:: WORK REQUIRED ::
Extract every line from the records below that contains the word "diyor".

Data about app and page elements:
* * *

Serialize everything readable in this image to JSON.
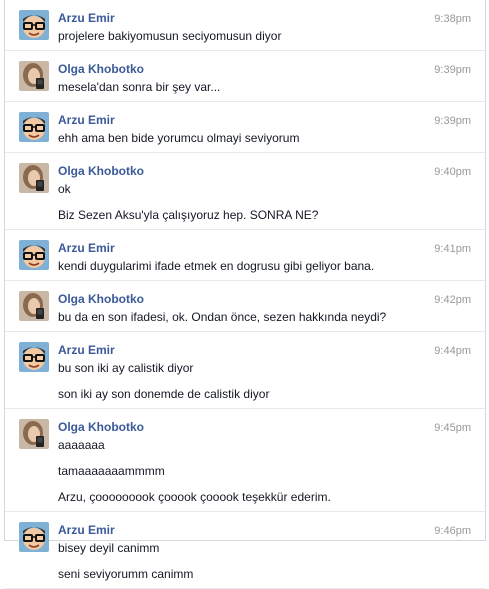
{
  "colors": {
    "sender": "#3b5998",
    "text": "#141823",
    "timestamp": "#999999",
    "divider": "#e9eaed"
  },
  "messages": [
    {
      "sender": "Arzu Emir",
      "avatar": "arzu-avatar-cartoon-glasses",
      "time": "9:38pm",
      "lines": [
        "projelere bakiyomusun seciyomusun diyor"
      ]
    },
    {
      "sender": "Olga Khobotko",
      "avatar": "olga-avatar-photo",
      "time": "9:39pm",
      "lines": [
        "mesela'dan sonra bir şey var..."
      ]
    },
    {
      "sender": "Arzu Emir",
      "avatar": "arzu-avatar-cartoon-glasses",
      "time": "9:39pm",
      "lines": [
        "ehh ama ben bide yorumcu olmayi seviyorum"
      ]
    },
    {
      "sender": "Olga Khobotko",
      "avatar": "olga-avatar-photo",
      "time": "9:40pm",
      "lines": [
        "ok",
        "Biz Sezen Aksu'yla çalışıyoruz hep. SONRA NE?"
      ]
    },
    {
      "sender": "Arzu Emir",
      "avatar": "arzu-avatar-cartoon-glasses",
      "time": "9:41pm",
      "lines": [
        "kendi duygularimi ifade etmek en dogrusu gibi geliyor bana."
      ]
    },
    {
      "sender": "Olga Khobotko",
      "avatar": "olga-avatar-photo",
      "time": "9:42pm",
      "lines": [
        "bu da en son ifadesi, ok. Ondan önce, sezen hakkında neydi?"
      ]
    },
    {
      "sender": "Arzu Emir",
      "avatar": "arzu-avatar-cartoon-glasses",
      "time": "9:44pm",
      "lines": [
        "bu son iki ay calistik diyor",
        "son iki ay son donemde de calistik diyor"
      ]
    },
    {
      "sender": "Olga Khobotko",
      "avatar": "olga-avatar-photo",
      "time": "9:45pm",
      "lines": [
        "aaaaaaa",
        "tamaaaaaaammmm",
        "Arzu, çooooooook çooook çooook teşekkür ederim."
      ]
    },
    {
      "sender": "Arzu Emir",
      "avatar": "arzu-avatar-cartoon-glasses",
      "time": "9:46pm",
      "lines": [
        "bisey deyil canimm",
        "seni seviyorumm canimm"
      ]
    }
  ]
}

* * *

:: WRITTEN ANSWER ::
        "projelere bakiyomusun seciyomusun diyor"
        "bu son iki ay calistik diyor",
        "son iki ay son donemde de calistik diyor"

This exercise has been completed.